Size-resolved simulation of particulate matters and CO2 concentration in passenger vehicle cabins
Artikel i vetenskaplig tidskrift, 2022
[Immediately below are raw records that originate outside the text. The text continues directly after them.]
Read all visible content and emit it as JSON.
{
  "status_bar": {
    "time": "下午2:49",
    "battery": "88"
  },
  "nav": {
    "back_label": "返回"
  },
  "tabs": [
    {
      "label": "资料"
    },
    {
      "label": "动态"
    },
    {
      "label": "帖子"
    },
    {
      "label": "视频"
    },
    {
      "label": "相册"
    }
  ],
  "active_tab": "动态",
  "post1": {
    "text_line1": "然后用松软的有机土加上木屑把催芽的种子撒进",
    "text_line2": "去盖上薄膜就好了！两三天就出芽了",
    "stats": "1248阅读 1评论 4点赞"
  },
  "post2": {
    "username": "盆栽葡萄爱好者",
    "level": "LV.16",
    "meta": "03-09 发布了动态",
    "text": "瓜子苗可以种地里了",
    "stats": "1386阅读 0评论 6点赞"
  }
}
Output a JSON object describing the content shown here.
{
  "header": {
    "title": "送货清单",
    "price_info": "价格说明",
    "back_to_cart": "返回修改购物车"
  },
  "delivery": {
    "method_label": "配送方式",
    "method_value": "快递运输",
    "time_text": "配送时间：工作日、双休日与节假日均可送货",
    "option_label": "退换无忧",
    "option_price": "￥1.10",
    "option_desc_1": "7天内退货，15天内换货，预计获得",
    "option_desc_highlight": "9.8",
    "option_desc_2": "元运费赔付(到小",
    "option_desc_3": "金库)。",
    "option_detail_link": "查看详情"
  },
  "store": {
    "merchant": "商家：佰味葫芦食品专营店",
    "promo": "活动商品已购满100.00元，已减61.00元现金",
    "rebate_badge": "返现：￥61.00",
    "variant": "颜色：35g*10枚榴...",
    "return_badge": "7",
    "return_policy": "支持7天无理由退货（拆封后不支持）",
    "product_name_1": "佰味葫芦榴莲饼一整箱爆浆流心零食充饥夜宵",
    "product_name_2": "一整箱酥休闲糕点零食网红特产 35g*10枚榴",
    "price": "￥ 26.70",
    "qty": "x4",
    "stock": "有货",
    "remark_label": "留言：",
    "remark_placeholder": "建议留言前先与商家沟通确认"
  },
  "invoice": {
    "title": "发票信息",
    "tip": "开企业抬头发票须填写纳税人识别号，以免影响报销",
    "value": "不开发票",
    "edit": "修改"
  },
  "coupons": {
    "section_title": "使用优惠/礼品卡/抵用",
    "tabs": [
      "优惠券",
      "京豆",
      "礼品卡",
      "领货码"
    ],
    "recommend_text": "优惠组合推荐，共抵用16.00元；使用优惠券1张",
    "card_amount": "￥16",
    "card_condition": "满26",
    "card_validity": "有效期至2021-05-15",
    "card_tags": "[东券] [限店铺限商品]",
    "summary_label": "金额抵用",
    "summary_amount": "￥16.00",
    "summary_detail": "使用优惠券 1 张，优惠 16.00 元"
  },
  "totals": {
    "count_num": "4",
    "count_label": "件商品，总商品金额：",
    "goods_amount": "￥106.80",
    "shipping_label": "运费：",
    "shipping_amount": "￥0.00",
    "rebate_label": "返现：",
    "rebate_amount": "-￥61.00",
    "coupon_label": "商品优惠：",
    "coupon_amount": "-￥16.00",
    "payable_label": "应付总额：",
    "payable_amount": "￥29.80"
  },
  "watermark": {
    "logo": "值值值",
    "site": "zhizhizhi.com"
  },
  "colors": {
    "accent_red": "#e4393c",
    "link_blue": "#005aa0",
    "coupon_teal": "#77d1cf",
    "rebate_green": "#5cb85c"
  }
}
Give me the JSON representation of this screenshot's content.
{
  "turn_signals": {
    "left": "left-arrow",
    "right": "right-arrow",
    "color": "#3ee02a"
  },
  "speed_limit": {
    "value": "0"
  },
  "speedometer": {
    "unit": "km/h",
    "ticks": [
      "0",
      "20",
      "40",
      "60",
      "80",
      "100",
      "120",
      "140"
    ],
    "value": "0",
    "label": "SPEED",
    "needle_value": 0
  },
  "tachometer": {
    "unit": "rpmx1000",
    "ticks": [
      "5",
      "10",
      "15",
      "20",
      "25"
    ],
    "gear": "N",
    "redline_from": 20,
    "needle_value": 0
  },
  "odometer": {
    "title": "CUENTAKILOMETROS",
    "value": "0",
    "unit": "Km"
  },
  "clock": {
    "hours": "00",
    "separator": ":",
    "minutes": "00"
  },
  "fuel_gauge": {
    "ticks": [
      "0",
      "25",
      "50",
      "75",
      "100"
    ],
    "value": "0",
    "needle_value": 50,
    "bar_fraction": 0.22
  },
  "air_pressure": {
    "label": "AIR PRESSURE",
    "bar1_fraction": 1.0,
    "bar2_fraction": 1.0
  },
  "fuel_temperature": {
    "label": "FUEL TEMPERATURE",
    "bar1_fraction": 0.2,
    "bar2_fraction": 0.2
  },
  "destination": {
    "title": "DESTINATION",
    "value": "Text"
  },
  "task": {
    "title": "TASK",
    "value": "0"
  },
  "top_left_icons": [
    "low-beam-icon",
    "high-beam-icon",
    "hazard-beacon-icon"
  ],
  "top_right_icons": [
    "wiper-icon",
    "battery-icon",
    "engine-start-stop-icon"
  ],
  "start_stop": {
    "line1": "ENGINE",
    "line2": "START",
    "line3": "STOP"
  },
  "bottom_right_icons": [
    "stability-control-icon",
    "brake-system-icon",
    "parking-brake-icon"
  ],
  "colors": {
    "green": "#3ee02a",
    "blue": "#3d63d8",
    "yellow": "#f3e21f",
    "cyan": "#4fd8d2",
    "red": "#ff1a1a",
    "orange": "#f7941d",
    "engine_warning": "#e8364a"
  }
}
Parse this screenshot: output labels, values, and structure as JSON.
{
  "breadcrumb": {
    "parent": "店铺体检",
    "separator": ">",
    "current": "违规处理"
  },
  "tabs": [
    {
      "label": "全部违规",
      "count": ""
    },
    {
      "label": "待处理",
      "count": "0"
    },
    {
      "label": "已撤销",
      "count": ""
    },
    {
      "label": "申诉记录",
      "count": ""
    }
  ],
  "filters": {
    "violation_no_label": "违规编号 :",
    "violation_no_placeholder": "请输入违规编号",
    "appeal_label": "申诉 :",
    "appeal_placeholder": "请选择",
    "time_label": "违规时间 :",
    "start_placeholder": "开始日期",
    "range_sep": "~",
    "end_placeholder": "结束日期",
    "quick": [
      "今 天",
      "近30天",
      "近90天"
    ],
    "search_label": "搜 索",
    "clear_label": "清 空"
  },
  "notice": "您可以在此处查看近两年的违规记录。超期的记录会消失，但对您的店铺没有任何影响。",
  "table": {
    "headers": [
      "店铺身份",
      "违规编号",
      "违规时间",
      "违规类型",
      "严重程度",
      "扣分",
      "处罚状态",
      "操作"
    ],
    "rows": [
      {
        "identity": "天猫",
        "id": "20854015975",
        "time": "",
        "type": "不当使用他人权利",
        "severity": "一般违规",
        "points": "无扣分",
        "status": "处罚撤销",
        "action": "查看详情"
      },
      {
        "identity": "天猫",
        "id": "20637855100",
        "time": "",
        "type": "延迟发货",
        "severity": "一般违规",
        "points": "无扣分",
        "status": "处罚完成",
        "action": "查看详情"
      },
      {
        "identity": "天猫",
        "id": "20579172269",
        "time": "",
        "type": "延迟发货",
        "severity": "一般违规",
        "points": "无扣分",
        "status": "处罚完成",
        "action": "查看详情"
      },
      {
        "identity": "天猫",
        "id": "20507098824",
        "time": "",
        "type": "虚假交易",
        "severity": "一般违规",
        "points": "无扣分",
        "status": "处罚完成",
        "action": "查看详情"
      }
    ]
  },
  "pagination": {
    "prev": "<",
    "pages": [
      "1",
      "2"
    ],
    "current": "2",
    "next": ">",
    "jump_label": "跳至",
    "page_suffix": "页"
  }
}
The main aim of this study is to develop a mathematical size-dependent vehicle cabin model for particulate matter concentration including PM2.5 (particles of aerodynamic diameter less than 2.5 μm) and UFPs (ultrafine particles of aerodynamic diameter less than 100 nm), as well as CO2 concentration. The ventilation airflow rate and cabin volume parameters are defined from a previously developed vehicle model for climate system design. The model simulates different filter statuses, application of pre-ionization, different airflow rates and recirculation degrees. Both particle mass and count concentration within 10–2530 nm are simulated. Parameters in the model are defined from either available component test data (for example filter efficiencies) or assumptions from corresponding studies (for example particle infiltration and deposition rates). To validate the model, road measurements of particle and CO2 concentrations outside two vehicles were used as model inputs. The simulated inside PM2.5, UFP and CO2 concentration were compared with the inside measurements. Generally, the simulation agrees well with measured data (Person’s r 0.89–0.92), and the simulation of aged filter with ionization is showing higher deviation than others. The simulation using medium airflows agrees better than the simulation using other airflows, both lower and higher. The reason for this may be that the filter efficiency data used in the model were obtained at airflows close to the medium airflow. When all size bins are compared, the sizes of 100–300 nm were slightly overestimated. The results indicated that among others, expanded filter efficiency data as a function of filter ageing and airflow rate would possibly enhance the simulation accuracy. An initial application sample study on recirculation degrees presents the model’s possible application in developing advanced climate control strategies.